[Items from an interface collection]
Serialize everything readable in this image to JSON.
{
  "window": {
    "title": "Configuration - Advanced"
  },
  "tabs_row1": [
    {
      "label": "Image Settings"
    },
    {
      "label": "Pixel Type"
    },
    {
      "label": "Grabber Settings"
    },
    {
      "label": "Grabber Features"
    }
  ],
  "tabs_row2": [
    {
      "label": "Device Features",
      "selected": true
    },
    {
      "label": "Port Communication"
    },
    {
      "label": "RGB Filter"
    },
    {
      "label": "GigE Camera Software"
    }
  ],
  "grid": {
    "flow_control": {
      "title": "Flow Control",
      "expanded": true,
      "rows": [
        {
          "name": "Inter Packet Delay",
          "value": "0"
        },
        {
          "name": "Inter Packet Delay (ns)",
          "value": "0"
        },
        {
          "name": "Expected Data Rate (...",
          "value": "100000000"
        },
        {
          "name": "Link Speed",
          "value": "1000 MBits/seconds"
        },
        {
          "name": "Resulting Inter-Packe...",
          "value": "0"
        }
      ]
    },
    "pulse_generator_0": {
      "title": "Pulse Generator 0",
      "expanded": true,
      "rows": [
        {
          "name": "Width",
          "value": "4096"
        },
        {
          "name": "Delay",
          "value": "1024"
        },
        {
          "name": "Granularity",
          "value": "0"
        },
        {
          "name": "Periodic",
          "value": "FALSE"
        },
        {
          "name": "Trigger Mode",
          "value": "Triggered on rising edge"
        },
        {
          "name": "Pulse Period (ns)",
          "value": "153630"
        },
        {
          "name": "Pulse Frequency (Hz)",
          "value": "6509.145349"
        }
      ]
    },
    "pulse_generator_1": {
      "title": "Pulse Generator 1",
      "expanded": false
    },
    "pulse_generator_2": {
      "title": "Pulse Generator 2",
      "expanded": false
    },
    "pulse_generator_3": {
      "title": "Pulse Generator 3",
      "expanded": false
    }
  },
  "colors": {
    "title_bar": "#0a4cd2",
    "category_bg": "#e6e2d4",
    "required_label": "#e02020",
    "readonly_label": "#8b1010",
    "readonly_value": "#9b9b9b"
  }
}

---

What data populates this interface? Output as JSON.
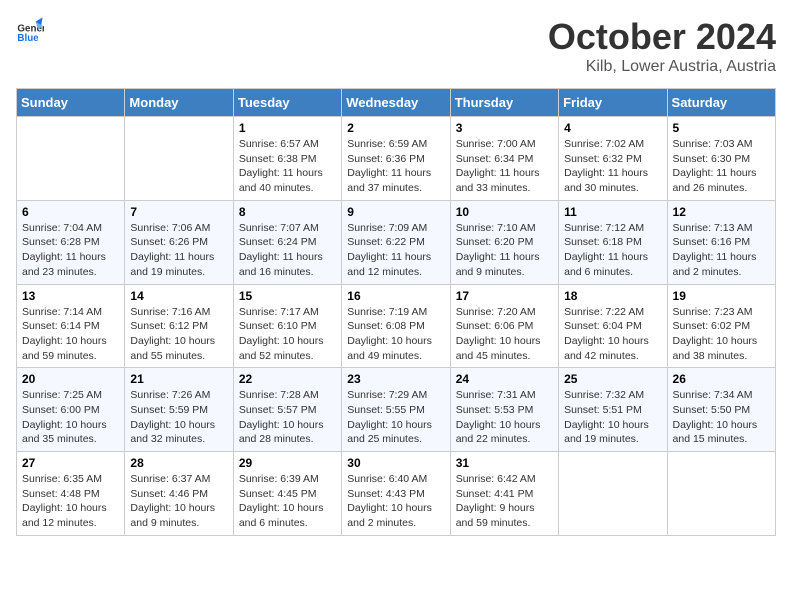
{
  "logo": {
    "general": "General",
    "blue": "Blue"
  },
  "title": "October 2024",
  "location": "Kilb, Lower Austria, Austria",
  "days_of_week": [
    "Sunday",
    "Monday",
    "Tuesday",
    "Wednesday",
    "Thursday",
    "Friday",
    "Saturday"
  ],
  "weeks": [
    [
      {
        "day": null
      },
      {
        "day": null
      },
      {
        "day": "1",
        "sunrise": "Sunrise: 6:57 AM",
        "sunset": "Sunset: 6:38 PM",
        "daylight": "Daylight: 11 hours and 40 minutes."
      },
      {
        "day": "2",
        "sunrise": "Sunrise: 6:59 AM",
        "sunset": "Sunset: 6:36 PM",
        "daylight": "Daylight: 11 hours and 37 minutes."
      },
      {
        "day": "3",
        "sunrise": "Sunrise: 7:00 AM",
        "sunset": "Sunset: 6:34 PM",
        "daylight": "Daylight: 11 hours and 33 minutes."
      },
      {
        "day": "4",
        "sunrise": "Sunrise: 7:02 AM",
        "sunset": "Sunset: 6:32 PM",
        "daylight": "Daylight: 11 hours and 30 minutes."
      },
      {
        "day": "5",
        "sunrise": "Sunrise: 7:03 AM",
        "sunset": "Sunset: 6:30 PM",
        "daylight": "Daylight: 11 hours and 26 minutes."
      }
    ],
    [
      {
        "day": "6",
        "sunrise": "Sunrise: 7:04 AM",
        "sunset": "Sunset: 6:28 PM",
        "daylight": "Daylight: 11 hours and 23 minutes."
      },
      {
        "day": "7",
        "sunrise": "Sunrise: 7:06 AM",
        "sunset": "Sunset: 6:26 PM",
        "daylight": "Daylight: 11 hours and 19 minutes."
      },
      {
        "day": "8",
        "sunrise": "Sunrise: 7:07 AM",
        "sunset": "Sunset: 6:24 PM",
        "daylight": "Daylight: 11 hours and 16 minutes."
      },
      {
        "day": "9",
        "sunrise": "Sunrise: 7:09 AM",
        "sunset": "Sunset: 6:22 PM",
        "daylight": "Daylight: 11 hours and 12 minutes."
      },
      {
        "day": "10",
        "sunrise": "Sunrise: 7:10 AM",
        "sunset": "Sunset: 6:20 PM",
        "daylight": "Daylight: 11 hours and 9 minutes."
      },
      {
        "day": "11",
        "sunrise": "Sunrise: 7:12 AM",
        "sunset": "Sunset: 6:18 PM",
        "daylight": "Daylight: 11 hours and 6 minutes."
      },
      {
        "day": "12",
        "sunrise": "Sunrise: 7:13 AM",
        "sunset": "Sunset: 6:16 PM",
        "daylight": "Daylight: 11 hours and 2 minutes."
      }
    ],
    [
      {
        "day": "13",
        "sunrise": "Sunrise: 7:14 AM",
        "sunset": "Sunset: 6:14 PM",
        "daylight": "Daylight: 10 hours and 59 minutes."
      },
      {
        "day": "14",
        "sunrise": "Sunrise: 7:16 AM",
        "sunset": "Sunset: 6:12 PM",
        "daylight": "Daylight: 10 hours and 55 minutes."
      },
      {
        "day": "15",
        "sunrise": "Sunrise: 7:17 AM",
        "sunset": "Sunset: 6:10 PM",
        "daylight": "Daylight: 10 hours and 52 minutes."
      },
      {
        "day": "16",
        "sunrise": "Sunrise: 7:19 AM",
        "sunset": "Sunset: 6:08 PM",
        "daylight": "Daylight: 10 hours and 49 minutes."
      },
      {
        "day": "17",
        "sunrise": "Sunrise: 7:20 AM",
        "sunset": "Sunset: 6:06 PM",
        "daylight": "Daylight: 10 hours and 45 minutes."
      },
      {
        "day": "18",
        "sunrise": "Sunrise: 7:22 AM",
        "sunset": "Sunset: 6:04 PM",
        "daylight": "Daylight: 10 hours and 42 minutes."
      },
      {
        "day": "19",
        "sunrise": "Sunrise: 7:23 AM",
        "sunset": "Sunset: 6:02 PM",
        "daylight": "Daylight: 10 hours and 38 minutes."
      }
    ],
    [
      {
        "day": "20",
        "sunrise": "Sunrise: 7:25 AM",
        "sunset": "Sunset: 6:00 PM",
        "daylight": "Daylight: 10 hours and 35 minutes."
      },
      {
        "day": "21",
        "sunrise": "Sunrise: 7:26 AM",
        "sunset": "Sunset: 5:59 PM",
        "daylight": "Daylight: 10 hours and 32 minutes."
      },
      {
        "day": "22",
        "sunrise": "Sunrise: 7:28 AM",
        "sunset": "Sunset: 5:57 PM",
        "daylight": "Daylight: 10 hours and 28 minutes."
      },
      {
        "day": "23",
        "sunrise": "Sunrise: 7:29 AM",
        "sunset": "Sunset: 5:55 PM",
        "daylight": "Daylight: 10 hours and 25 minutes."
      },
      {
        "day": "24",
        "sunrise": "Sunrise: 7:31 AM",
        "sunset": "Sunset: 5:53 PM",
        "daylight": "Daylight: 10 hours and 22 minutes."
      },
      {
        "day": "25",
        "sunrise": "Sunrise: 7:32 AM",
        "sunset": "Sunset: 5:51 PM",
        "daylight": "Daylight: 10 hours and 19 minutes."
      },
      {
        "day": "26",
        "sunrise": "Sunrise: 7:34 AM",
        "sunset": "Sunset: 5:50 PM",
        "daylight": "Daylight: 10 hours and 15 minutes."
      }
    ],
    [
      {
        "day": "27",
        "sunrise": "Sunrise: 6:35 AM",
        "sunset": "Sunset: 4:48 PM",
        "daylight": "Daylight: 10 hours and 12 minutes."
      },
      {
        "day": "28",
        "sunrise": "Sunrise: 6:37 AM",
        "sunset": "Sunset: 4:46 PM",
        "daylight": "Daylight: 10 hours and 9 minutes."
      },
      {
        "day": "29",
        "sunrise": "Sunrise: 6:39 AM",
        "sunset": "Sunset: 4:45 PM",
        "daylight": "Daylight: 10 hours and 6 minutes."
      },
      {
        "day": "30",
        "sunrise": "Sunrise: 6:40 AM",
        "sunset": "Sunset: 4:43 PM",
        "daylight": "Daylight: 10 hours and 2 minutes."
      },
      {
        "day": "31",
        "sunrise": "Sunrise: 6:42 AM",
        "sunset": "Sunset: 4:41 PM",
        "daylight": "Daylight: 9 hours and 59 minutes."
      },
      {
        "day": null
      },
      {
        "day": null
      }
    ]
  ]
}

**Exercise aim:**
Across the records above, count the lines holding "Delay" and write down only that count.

**Written reply:**
3